The stakes were higher on Paul Simon’s Homeward Bound Tour as one of the musical giants of the age took his farewell bow - with the cheeky proviso that he wasn’t ruling out a Sinatra-style comeback. For now though, it was au revoir to an old friend. Like his New York songwriting peer Neil Diamond, there was a frailty to Simon at first glimpse. This endowed opening number America with a valedictory vulnerability, enhanced by a gorgeous arrangement with plaintive sax and the band ebbing and flowing behind him.

","articleThumbnail": {"thumbnailUrl":"/webimage/1.4769346.1531736036!/image/image.jpg_gen/derivatives/landscape_170/image.jpg","thumbnailWidth":170,"thumbnailHeight":"auto","imageAlt": "Paul Simon PIC: Ilya S Savenok/Getty Images"} ,"articleBody": "

Paul Simon, Hydro, Glasgow ****

But concerns for Simon’s stamina over this bumper two-and-a-half hour show were soon dispelled as he danced lightly over the phrasing of 50 Ways to Leave Your Lover with a blues flourish to finish and then danced literally on the chirpy zydeco number That Was Your Mother.

Given Simon’s role in helping to bring African music to a western audience via his mega-selling Graceland album, this was a suitably globe-straddling set from an international band.

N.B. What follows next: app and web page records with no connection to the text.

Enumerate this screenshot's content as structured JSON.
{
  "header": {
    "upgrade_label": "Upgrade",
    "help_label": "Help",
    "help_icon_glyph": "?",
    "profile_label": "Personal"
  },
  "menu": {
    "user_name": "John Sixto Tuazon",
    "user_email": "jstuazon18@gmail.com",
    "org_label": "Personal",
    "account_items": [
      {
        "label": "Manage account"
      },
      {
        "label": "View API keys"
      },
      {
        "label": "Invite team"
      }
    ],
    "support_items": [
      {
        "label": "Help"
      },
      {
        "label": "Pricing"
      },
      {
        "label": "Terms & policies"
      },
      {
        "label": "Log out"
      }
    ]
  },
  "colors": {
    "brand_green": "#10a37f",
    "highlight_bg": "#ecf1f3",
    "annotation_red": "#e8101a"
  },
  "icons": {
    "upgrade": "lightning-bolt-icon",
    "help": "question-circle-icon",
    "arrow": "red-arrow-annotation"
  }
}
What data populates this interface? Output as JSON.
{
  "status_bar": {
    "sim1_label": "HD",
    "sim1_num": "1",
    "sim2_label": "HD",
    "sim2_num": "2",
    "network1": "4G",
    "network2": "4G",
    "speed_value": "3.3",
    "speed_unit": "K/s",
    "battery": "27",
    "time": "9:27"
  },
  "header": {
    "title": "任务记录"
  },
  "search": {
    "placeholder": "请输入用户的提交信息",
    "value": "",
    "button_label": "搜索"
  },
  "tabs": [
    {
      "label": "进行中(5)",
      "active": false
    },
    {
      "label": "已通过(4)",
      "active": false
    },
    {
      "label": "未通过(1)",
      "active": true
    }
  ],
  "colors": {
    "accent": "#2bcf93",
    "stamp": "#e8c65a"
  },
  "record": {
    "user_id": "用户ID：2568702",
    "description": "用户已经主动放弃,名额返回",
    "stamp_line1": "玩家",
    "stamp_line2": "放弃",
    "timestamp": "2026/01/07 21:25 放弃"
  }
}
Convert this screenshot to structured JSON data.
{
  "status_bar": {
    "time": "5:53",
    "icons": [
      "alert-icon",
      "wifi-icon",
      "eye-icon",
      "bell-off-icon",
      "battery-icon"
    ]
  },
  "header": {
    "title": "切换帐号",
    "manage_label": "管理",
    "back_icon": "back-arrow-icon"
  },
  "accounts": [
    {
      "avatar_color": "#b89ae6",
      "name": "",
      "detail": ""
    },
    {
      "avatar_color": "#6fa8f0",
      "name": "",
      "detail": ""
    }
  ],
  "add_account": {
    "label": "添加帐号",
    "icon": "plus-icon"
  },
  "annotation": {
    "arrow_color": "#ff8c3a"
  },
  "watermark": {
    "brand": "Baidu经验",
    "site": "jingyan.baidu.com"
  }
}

From the bayous of Louisiana, he jumped to Jamaica for Mother and Child Reunion, from Nigeria for Spirit Voices (in the company of new guitarist Biodun Kuti, who replaces the late Vincent Nguini) to Brazil for The Obvious Child.

There was even a nod to the home nations with guitarist Mark Stewart in his clan kilt and Simon giving due credit to English folk legend Martin Carthy for the development of his guitar picking skills.

Band arrangements throughout were thoughtful, unexpected and beautifully wrought. Simon gathered the string, brass and woodwind players of the yMusic ensemble in chamber group format at the front of the stage for a touching Rene and Georgette Magritte With Their Dog After the War and a lyrical rendition of Bridge Over Troubled Water - this successful attempt to “reclaim my child” won him a rightful standing ovation.

Later, those same musicians swapped reeds and bows for voice in a credible recreation of the South African choral tradition on Diamonds on the Soles of Her Shoes which rounded off the main set alongside the celebratory singalong of You Can Call Me Al.

Two extensive encores ticked off a number of other Simon gems, including the soulful Still Crazy After All These Years and a resonant American Tune as well as the opportunity for Simon to take a nostalgic moment with a montage of old photos, tickets and clippings and drink in the thunderous response to Simon & Garfunkel classics The Boxer and The Sound of Silence.

" ,"byline": {"email": "" ,"author": "Fiona Shepherd"} ,"topImages": [ {"image": {"url":"/webimage/1.4769346.1531736036!/image/image.jpg_gen/derivatives/box_600/image.jpg","thumbnailUrl":"/webimage/1.4769346.1531736036!/image/image.jpg_gen/derivatives/landscape_170/image.jpg","alt": "Paul Simon PIC: Ilya S Savenok/Getty Images","width":600,"height":315,"thumbnailWidth":170,"thumbnailHeight":"auto","imageAlt": "Paul Simon PIC: Ilya S Savenok/Getty Images","landscapeurl":"/webimage/1.4769346.1531736036!/image/image.jpg_gen/derivatives/landscape_595/image.jpg","landscapewidth":595,"landscapeheight":398}} ] ,"bodyImages": [ ] ,"polls":[ ] ,"videos":[ ] ,"imageGallerys":[ ] ,"externalLinks": [ ] ,"relatedList":{"count":0,"list":[ ]} }} ]}}} ]}